Hudgens v. Gibson, 26 Vet.App. 558 (June 27, 2014)
DIAGNOSTIC CODE (DC) 5055 ONLY APPLIES TO TOTAL KNEE REPLACEMENTS
Held: The plain language of DC 5055 does not apply to partial knee replacements. However, the Board erred by not addressing whether the veteran’s partial knee replacement should be rated by analogy under this or another diagnostic code.
The veteran injured his knee in service and, years later, underwent a partial knee replacement. He was service connected for his right knee, rated 10% for degenerative joint disease and 10% for instability. The RO later reduced the instability rating to 0%, and the veteran appealed. He argued that he should be rated by analogy under DC 5055, the DC for “knee replacement.” He also argued that the rating reduction was in error because the record contained medical evidence of instability. In addition, he argued for a higher rating under two other DCs.

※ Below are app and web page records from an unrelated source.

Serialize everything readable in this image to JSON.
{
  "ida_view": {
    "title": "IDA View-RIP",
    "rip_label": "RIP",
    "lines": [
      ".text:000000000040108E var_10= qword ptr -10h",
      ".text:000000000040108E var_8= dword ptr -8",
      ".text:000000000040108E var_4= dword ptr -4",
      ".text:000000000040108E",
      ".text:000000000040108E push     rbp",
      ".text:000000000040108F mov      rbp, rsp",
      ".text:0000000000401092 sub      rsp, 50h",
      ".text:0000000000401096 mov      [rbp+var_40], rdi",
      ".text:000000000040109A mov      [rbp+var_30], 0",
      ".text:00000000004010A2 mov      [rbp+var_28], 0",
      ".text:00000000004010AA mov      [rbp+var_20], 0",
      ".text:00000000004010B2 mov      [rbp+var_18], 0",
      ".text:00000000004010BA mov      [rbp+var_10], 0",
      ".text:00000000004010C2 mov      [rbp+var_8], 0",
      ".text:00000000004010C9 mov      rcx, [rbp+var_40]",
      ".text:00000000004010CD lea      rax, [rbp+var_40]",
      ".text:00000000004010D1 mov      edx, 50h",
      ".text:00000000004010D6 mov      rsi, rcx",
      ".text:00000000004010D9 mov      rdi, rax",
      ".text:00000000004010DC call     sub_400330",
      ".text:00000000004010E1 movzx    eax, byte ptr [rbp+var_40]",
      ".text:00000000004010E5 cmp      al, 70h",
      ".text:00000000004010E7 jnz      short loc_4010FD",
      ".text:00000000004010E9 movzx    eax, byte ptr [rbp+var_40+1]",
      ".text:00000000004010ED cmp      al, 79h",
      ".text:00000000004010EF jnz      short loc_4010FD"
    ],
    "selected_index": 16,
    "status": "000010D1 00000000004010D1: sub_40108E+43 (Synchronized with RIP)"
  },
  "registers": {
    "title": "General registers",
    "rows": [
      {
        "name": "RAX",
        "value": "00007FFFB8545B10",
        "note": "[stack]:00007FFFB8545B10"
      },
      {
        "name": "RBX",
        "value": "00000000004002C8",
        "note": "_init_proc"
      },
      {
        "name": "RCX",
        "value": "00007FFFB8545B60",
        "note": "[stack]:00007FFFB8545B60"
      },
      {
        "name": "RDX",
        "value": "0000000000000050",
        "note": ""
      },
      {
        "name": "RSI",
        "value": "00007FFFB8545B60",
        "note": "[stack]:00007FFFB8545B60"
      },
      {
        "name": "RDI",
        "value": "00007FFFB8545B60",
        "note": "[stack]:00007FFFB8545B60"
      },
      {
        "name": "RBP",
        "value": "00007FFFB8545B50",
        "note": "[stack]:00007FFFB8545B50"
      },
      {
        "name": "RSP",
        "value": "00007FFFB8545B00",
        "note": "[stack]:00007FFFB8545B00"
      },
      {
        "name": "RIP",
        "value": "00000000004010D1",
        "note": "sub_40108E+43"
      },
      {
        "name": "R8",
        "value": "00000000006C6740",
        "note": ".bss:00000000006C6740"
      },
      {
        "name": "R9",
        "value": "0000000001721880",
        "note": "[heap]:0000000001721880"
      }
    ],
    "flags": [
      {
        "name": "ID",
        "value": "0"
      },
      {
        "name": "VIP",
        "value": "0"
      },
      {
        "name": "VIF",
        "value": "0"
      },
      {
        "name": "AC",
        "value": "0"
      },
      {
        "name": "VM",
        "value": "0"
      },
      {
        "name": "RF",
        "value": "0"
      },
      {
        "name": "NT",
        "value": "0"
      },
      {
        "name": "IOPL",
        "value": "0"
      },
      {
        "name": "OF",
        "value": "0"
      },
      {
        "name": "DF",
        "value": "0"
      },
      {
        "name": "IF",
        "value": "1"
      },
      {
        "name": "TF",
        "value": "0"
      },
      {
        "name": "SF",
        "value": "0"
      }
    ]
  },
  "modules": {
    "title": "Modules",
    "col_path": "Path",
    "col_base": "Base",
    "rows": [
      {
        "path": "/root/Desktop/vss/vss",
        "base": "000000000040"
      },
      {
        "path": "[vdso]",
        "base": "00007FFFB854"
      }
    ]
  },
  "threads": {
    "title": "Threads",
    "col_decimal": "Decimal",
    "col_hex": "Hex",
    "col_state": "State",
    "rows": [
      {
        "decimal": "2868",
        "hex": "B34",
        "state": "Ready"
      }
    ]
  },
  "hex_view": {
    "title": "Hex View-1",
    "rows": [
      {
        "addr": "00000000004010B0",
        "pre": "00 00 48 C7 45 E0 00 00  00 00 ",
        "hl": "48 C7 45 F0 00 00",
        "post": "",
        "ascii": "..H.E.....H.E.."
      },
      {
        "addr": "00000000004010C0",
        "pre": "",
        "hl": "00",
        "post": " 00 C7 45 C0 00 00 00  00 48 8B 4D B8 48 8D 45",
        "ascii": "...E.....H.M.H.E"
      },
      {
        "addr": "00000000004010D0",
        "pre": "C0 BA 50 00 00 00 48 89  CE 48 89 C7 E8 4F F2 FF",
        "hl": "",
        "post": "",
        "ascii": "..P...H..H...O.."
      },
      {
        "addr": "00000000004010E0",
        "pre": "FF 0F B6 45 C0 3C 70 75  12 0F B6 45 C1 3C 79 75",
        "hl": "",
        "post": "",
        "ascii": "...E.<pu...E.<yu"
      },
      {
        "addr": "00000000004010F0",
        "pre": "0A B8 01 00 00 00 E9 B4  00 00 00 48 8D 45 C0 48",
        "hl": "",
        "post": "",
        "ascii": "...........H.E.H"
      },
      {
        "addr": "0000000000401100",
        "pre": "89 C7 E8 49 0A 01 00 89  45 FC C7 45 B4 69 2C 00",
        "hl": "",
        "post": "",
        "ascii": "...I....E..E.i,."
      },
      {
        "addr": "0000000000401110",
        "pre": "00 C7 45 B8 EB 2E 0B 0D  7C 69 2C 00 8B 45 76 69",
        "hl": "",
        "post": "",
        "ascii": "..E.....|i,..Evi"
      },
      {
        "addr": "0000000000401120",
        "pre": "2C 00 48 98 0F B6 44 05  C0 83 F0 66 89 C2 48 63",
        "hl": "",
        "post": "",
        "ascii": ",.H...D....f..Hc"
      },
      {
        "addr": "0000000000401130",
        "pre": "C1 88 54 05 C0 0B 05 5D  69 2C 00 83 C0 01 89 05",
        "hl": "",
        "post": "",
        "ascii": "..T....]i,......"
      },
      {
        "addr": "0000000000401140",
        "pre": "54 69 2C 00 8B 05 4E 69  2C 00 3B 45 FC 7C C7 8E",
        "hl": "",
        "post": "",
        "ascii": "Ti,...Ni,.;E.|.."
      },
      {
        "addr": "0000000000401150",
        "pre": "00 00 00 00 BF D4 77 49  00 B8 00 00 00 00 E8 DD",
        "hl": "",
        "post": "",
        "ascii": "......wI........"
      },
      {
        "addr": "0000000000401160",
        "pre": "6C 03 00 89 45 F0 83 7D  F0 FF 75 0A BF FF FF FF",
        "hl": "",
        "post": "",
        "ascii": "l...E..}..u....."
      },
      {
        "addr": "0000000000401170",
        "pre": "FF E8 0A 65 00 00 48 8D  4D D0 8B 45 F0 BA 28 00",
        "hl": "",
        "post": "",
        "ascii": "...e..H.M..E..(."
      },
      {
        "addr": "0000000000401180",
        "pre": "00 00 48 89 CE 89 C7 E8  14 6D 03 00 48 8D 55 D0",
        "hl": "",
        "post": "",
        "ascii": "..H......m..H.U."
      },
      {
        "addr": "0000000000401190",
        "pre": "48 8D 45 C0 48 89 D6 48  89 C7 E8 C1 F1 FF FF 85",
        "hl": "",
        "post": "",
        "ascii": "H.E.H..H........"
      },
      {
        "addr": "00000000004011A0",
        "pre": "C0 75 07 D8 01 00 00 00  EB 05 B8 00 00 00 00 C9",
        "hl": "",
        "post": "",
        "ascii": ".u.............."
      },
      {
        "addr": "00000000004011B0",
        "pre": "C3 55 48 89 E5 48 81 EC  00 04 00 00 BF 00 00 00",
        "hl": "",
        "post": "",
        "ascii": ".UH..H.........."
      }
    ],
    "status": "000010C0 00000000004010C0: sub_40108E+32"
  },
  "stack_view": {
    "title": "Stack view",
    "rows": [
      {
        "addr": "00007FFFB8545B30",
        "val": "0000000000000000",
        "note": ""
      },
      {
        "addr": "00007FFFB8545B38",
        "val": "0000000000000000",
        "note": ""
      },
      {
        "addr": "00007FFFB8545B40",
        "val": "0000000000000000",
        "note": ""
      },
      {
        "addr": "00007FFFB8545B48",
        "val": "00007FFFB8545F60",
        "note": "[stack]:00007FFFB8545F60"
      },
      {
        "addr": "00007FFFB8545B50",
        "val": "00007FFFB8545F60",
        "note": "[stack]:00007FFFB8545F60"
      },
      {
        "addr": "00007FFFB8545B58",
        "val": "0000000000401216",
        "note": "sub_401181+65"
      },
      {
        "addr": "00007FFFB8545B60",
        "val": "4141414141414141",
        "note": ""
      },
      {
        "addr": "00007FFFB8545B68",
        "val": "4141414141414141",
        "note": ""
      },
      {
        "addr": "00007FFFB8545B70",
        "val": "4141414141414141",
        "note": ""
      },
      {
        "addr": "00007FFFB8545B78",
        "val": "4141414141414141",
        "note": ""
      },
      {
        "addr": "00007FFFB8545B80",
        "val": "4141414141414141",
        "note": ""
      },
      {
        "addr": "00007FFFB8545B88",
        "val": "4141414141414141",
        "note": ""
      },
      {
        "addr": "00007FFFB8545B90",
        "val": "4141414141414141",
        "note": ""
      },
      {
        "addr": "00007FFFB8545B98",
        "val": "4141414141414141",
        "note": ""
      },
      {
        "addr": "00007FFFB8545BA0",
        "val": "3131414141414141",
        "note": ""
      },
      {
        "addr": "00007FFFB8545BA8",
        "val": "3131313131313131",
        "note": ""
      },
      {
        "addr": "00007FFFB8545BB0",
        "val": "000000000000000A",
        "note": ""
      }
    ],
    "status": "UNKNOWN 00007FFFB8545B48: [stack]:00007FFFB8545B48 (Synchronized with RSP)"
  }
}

The CAVC held that the “plain language of DC 5055 does not apply to partial knee replacements.” The CAVC acknowledged Mr. Hudgens’ argument that 11 Board decisions rated partial knee replacements under DC 5055, but stated that these decisions are not in the record and are not binding on the Board or the Court. Nevertheless, although the Court found that the Board did not err in determining that the plain language of DC 5055 only applied to total knee replacements, the Court agreed that the Board erred by not addressing whether Mr. Hudgens’ condition should be rated by analogy under this DC, “which contemplates symptomatology including weakness, pain, and limitation of motion,” or whether another DC should have been considered. Because there is no DC for partial knee replacement, the Board should have addressed Mr. Hudgens’ analogy argument.
The Court also determined that the rating reduction was in error, as the record contained medical evidence of instability. The Court determined that reversal was the appropriate remedy as “VA’s failure to observe applicable law and consider all relevant evidence renders reduction or severance decisions . . . ‘void ab initio.’” (quoting King v. Shinseki, 26 Vet.App. 484, 492 (2014)).
Finally, the Court agreed with Mr. Hudgens that the Board failed to address whether a higher rating was warranted under DC 5258 or 5252 and remanded for the Board to explain its failure “to address the evidence of right knee dislocation, swelling, and pain or explain why they are not evidence of” symptoms in DC 5259.